MCNC Boasts FIVE US BLUE RIBBON SCHOOL WINNERS

Those of us who work in Early and Middle College High Schools have long understood the potential impact, accomplishment and success of our model. It seems that the US Department of Education is validating our experience in the naming of five Consortium schools as Blue Ribbon award winners in the last year.

San Joaquin Delta Early College and Santa Ana Middle College HS have won the prestigious award multiple times . This year we can add North Houston Early College HS, Middle College HS at Christian Brothers University in Memphis and Academy of the Canyons in Santa Clarita, California to the ranks of the country’s most prestigious schools.

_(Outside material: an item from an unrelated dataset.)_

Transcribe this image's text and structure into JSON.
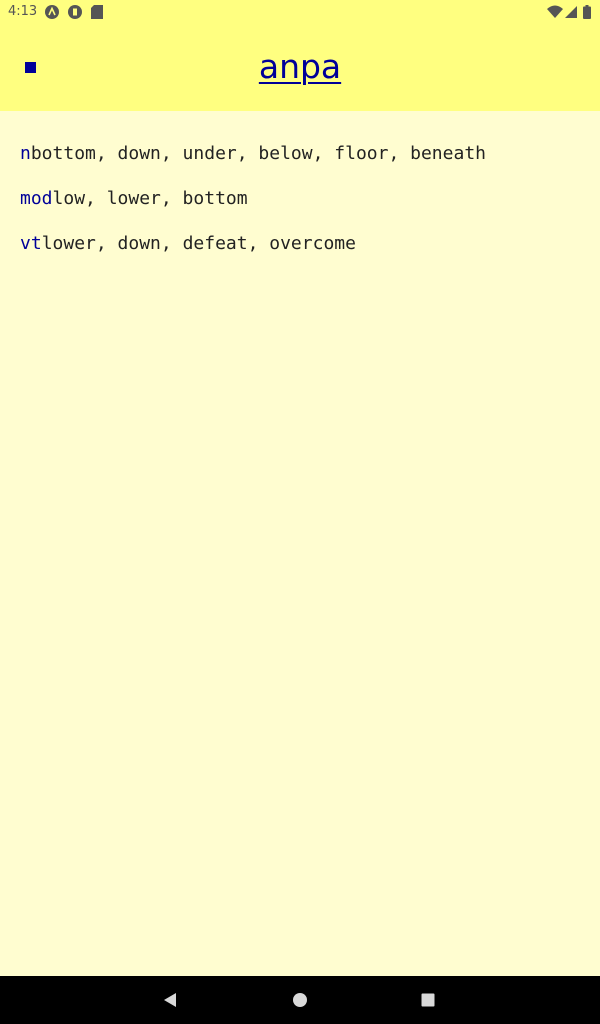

The Blue Ribbon award is granted to schools after completing a rigorous application process and documentation Students at these schools attain high levels of achievement despite obstacles. Only 335 schools achieved this status this year.

Middle College HS at Christian Brothers University, under the leadership of Docia Generette-Walker was only 1 of 7 schools selected in the entire state. Dr. Generette Walker stated, “ I credit our success to the outstanding group of educators who spend countless hours supporting our students each day.” The school is also being recognized this year by the US DOE as an “Exemplary Performing School, “ a category that recognizes schools with achievement scores in the top 10 percent in their state and received recognition from the State of Tennessee as a Reward School, ranking in the top 5 percent of schools in the4 state for both academic achievement and student growth.

North Houston Early College High School credits their success to their ability to grant opportunities for successful accomplishment to their students. As part of the MCNC network they enhanced the traditional Early College model of access to college courses with free books, job shadowing, college visits, and STEM camp. A graduation requirement for all their students is completion of 400 hours of community service. Their consistent success in both their accelerated academic work and their commitment to their communities are one cited feature for students’ success once they leave and move on to complete their bachelors and post graduate degrees. Despite their humble beginnings, these, mostly first generation college going youngsters earn as many as 60 college credits along with completing their high school requirements.

At San Joaquin Delta, principal Sherry Balian proudly states that most of her 240 students manage high school and college while maintaining all As and Bs. They outperform their college counterparts. Last year 32 graduated with both a high school and AA college degree. For over four years 80% of graduates have obtained 30+ transferable college units by the end of their high school career and 70% move on to a 4-year institution. Their credo is to foster belonging and do so by encouraging participation in clubs where students and teachers interact on an equal level, allowing students to gain leadership schools. Principal Balian states that San Joaquin Delta MCHS “exemplifies the power of a small school where students, faculty and staff thrive.”

Dr. Pete Getz, principal of Academy of the Canyons is proud to be one of 28 schools in the state of California to receive this recognition., seven of which are Early Colleges. Superintendent, Vicki Engbrecht dentified AOC’s uniqueness in giving students the opportunity to earn college credits and experience college life while still earning their high school diploma. The school consistently ranks at the top academically of all schools throughout the county and state and we are proud of the teachers and staff who make this happen.

At Santa Ana ECHS, founded in 1997, Principal Kathleen Apps stresses the fact that her students occupy two stories of a building for their high school classes, but inhabit and thrive in the campus of a multi building, landscaped college campus. This feature of most of the Consortium schools has always been a hallmark of the Middle/Early College model: a way to integrate who you are as an adolescent with who you can become: especially when there are few “college going” mentors, role models and peers in your neighborhood. At Santa Ana 62 of this year’s 77 potential graduates are on their way to earning their associate’s degree. The strong partnership the high school has with the college and the Santa Ana Partnership, a collaboration that includes Santa Ana Unified School District, UC Irvine, Cal State Fullerton and the city of Santa Ana provides students with support to attend and graduate from college. The principal and staff are committed to making the initial pathway into college experiences for students, but then fostering independent experiences for individuals by allowing them freedom to enjoy to campus, choose their courses and engage in extracurricular activities.

MCNC staff joins all of its members in congratulating these exemplary programs and wishes them continued success.